3D Printing a Heritage-Inspired Engagement Ring

Ravens engagement ring final design

Industry: Jewellery (personal)
Application: Casting, Prototyping
Benefits of 3D Printing:

– Design freedom
– Fast prototyping
– A unique engagement ring

Depending on where you seek your advice about buying an engagement ring, you’ll be told to look out for the four Cs (colour, cut, clarity, carat), the purity of the gold in the ring (if you choose gold at all) and to consider whether a cluster, solitaire or princess cut are likely to impress. There are, of course, hundreds more variables which can make the process complicated.

Faced with these overwhelming variables, many people head into a jewellers and buy a ring they enjoy on the spot. A fast buy, after some research, eases the burden. The problem with this though is a lack of individuality; those rings are clones of others and won’t always represent the individual identities of you and your partner.

So, how about designing and 3D printing your own engagement ring instead? At least then, you’d be able to honestly say you put your heart and soul into your choice. 3D printing is a match made in heaven for engagement rings, because it enables you to prototype designs quickly at minimal cost. If that sounds like something you’d be interested in doing, Luke Winston’s efforts for his fiancée Raven should serve as clear inspiration.

3D Printing a Unique Engagement Ring

Luke Winston works for Formlabs as a Sales and Operations Lead. He decided to design, and 3D print a unique engagement ring for his fiancée Raven to reflect their unique relationship and individual identities. The project would be done in secret – away from the prying eyes of his colleagues. His only partner in crime? Yoav Reches, who helped design the Form 1 3D printer which was released way back in 2012 through a Kickstarter campaign. How time flies.

“I wanted the engagement ring to be uniquely significant to my fiancée Raven and I” explains Luke, “Like any engaged couple, we have our individual identities as well as our history together. I wanted the ring to tell that story.”
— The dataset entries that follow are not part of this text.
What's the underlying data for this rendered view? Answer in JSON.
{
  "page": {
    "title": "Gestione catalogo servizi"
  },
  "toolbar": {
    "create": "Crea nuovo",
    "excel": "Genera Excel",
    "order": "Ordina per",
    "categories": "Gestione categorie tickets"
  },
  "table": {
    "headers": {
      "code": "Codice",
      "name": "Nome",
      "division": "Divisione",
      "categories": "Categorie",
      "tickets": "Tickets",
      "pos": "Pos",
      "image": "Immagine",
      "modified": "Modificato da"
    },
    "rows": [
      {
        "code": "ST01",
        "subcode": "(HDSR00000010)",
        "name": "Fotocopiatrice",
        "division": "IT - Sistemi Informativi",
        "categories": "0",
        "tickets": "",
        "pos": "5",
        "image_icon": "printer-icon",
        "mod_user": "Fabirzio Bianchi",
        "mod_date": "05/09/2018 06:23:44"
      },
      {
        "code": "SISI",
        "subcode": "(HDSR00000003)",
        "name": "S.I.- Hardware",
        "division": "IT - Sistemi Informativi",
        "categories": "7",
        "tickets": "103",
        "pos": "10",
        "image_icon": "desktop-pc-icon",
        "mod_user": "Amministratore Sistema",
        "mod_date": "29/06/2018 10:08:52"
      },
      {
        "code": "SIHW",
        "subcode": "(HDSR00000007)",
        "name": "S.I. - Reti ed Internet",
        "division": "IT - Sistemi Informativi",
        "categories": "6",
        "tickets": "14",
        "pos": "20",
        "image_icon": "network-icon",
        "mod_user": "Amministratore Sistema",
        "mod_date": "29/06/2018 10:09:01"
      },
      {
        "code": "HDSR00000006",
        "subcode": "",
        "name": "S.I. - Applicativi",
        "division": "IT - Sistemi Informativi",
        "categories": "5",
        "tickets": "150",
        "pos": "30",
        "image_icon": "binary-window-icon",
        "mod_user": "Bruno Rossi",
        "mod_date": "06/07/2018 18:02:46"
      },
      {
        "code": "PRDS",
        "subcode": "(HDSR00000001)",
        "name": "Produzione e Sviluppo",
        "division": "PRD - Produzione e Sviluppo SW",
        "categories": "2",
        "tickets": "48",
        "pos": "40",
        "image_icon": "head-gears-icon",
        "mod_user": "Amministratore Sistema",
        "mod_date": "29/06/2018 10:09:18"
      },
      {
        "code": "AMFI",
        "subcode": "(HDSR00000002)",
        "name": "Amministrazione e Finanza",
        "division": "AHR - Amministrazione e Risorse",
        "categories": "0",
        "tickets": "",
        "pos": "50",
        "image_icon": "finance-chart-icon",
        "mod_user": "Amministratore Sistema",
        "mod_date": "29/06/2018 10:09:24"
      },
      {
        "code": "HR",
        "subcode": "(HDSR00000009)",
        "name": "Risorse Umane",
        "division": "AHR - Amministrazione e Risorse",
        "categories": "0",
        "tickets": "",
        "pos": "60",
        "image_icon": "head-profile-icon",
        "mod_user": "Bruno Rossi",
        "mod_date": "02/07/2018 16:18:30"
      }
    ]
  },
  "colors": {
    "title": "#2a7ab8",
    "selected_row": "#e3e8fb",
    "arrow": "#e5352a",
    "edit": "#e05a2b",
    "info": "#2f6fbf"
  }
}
Luke decided that he wanted to design a ring that incorporated the Tlingit Raven and the Zuni Wolf into it. Luke is from New Mexico, but Raven is half Tlingit from Northern Canada. Ravens can’t marry into the same moiety, so a running joke with the couple is that Luke has to be Raven’s ‘Wolf’. To reflect this, Luke wanted to design an engagement ring that incorporated two aspects of his partner’s heritage into it – the Tlingit Raven and Zuni Wolf.

It made perfect sense and with a rough idea in his head, Luke collaborated with Yoav Reches to go over some concepts.
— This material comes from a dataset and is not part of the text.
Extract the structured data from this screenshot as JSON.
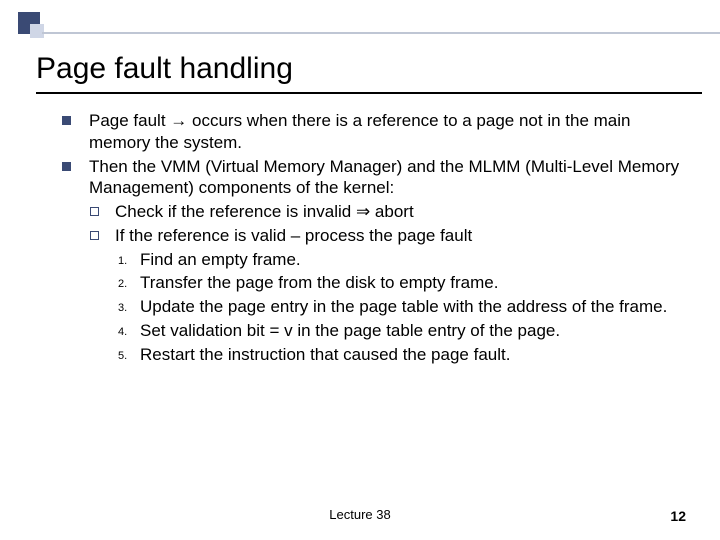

“Yoav isn’t a jeweller by training, but he is a wizard in Solidworks. He took me through many iterations of the design.” says Luke, “I loved that we could use Solidworks to have photo-realistic renderings of the ring in different metals. But on the screen it was enormous and out of context. So we printed this version on the Form 1+. The proportions didn’t work. But we did like the idea of two sides of the ring coming together from separate worlds to form a continuous whole.”

Early design
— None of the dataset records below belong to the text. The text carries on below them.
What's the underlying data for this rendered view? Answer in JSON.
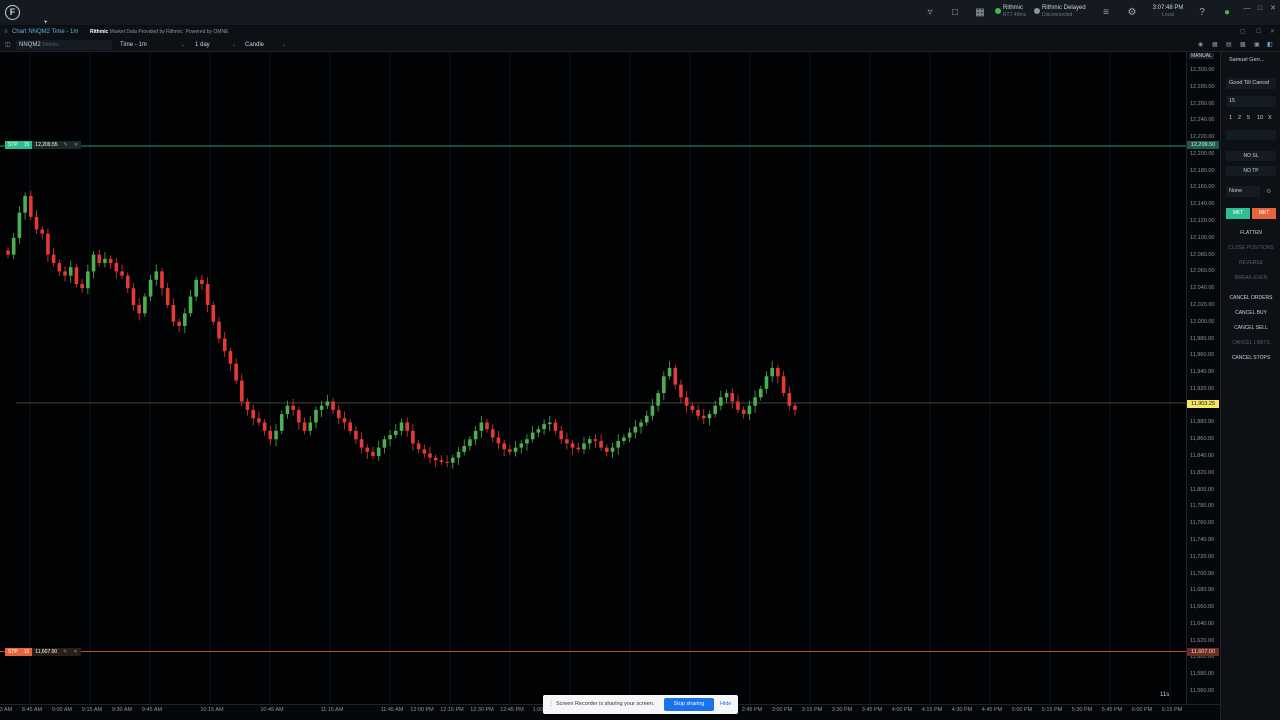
{
  "app": {
    "logo_letter": "F",
    "connections": [
      {
        "name": "Rithmic",
        "sub": "RTT 48ms",
        "color": "#3fb950"
      },
      {
        "name": "Rithmic Delayed",
        "sub": "Disconnected",
        "color": "#8b949e"
      }
    ],
    "clock": {
      "time": "3:07:48 PM",
      "zone": "Local"
    },
    "icons": [
      "bell-icon",
      "lock-icon",
      "layout-icon",
      "broadcast-icon",
      "settings-icon",
      "help-icon",
      "status-icon"
    ]
  },
  "tab": {
    "title": "Chart NNQM2 Time - 1m",
    "provider": "Rithmic",
    "provider_note": "Market Data Provided by Rithmic",
    "powered": "Powered by OMNE"
  },
  "toolbar": {
    "symbol": "NNQM2",
    "symbol_sub": "Rithmic",
    "interval": "Time - 1m",
    "range": "1 day",
    "style": "Candle"
  },
  "axis": {
    "mode_label": "MANUAL",
    "y_ticks": [
      "12,300.00",
      "12,280.00",
      "12,260.00",
      "12,240.00",
      "12,220.00",
      "12,200.00",
      "12,180.00",
      "12,160.00",
      "12,140.00",
      "12,120.00",
      "12,100.00",
      "12,080.00",
      "12,060.00",
      "12,040.00",
      "12,020.00",
      "12,000.00",
      "11,980.00",
      "11,960.00",
      "11,940.00",
      "11,920.00",
      "11,900.00",
      "11,880.00",
      "11,860.00",
      "11,840.00",
      "11,820.00",
      "11,800.00",
      "11,780.00",
      "11,760.00",
      "11,740.00",
      "11,720.00",
      "11,700.00",
      "11,680.00",
      "11,660.00",
      "11,640.00",
      "11,620.00",
      "11,600.00",
      "11,580.00",
      "11,560.00"
    ],
    "x_ticks": [
      "3 AM",
      "8:45 AM",
      "9:00 AM",
      "9:15 AM",
      "9:30 AM",
      "9:45 AM",
      "10:15 AM",
      "10:45 AM",
      "11:15 AM",
      "11:45 AM",
      "12:00 PM",
      "12:15 PM",
      "12:30 PM",
      "12:45 PM",
      "1:00",
      "2:45 PM",
      "3:00 PM",
      "3:15 PM",
      "3:30 PM",
      "3:45 PM",
      "4:00 PM",
      "4:15 PM",
      "4:30 PM",
      "4:45 PM",
      "5:00 PM",
      "5:15 PM",
      "5:30 PM",
      "5:45 PM",
      "6:00 PM",
      "6:15 PM"
    ]
  },
  "orders": {
    "upper": {
      "type": "STP",
      "qty": "15",
      "price": "12,209.55",
      "axis_price": "12,209.50",
      "color": "#2ebf91"
    },
    "lower": {
      "type": "STP",
      "qty": "15",
      "price": "11,607.00",
      "axis_price": "11,607.00",
      "color": "#e8643a"
    },
    "last_price": "11,903.25"
  },
  "side_panel": {
    "account": "Samuel Gerr...",
    "tif": "Good Till Cancel",
    "quantity": "15",
    "qty_presets": [
      "1",
      "2",
      "5",
      "10",
      "X"
    ],
    "no_sl": "NO SL",
    "no_tp": "NO TP",
    "bracket": "None",
    "buy_market": "MKT",
    "sell_market": "MKT",
    "buy_color": "#2ebf91",
    "sell_color": "#e8643a",
    "actions": [
      {
        "label": "FLATTEN",
        "enabled": true
      },
      {
        "label": "CLOSE POSITIONS",
        "enabled": false
      },
      {
        "label": "REVERSE",
        "enabled": false
      },
      {
        "label": "BREAK-EVEN",
        "enabled": false
      },
      {
        "label": "CANCEL ORDERS",
        "enabled": true
      },
      {
        "label": "CANCEL BUY",
        "enabled": true
      },
      {
        "label": "CANCEL SELL",
        "enabled": true
      },
      {
        "label": "CANCEL LIMITS",
        "enabled": false
      },
      {
        "label": "CANCEL STOPS",
        "enabled": true
      }
    ]
  },
  "screen_share": {
    "message": "Screen Recorder is sharing your screen.",
    "stop": "Stop sharing",
    "hide": "Hide"
  },
  "timer": "11s",
  "chart_data": {
    "type": "candlestick",
    "symbol": "NNQM2",
    "ylim": [
      11550,
      12310
    ],
    "colors": {
      "up": "#4caf50",
      "down": "#e53935"
    },
    "closes": [
      12080,
      12100,
      12130,
      12150,
      12125,
      12110,
      12105,
      12080,
      12070,
      12060,
      12055,
      12065,
      12045,
      12040,
      12060,
      12080,
      12070,
      12075,
      12070,
      12060,
      12055,
      12040,
      12020,
      12010,
      12030,
      12050,
      12060,
      12040,
      12020,
      12000,
      11995,
      12010,
      12030,
      12050,
      12045,
      12020,
      12000,
      11980,
      11965,
      11950,
      11930,
      11905,
      11895,
      11885,
      11880,
      11870,
      11860,
      11870,
      11890,
      11900,
      11895,
      11880,
      11870,
      11880,
      11895,
      11900,
      11905,
      11895,
      11885,
      11880,
      11870,
      11860,
      11850,
      11845,
      11840,
      11850,
      11860,
      11865,
      11870,
      11880,
      11870,
      11855,
      11848,
      11843,
      11838,
      11835,
      11833,
      11832,
      11838,
      11845,
      11852,
      11860,
      11870,
      11880,
      11872,
      11862,
      11855,
      11848,
      11845,
      11850,
      11855,
      11860,
      11868,
      11872,
      11878,
      11880,
      11870,
      11860,
      11855,
      11850,
      11848,
      11855,
      11860,
      11858,
      11850,
      11845,
      11850,
      11858,
      11862,
      11868,
      11875,
      11880,
      11888,
      11900,
      11915,
      11935,
      11945,
      11925,
      11910,
      11900,
      11895,
      11888,
      11885,
      11890,
      11900,
      11910,
      11915,
      11905,
      11895,
      11890,
      11900,
      11910,
      11920,
      11935,
      11945,
      11935,
      11915,
      11900,
      11895
    ]
  }
}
Pictured above: An early prototype.

In the end, it was decided that the ring should have a flattened vortex on top with the wolf and raven engraved into it. Early designs had the two animals cast together to form a shape. However, this simply wasn’t practical for casting. After a design was chosen, it was time to personalise it. “Turquoise is one of the key signatures of New Mexico, so we decided to add two small stones at the edges of the ring. Yoav carefully stashed prints of each iteration at my desk, keeping the process a secret. Once we agreed on the final design, he printed a version and sent it to a good friend who is an expert caster.”

Here’s the final design:

Ravens engagement ring final design

And here’s the finished piece:

Ravens engagement ring

The ring was cast using Castable Resin. White gold was chosen for the metal. The raven and wolf engravings were done by hand for a truly unique finish and are far more intricate than the image shows.

Oh, and she said YES. How awesome is that?

3D Printer: Form 1+ – the new model is the Form 2
Material(s) used: Castable and Black Resin.

This information was first published on the Formlabs website.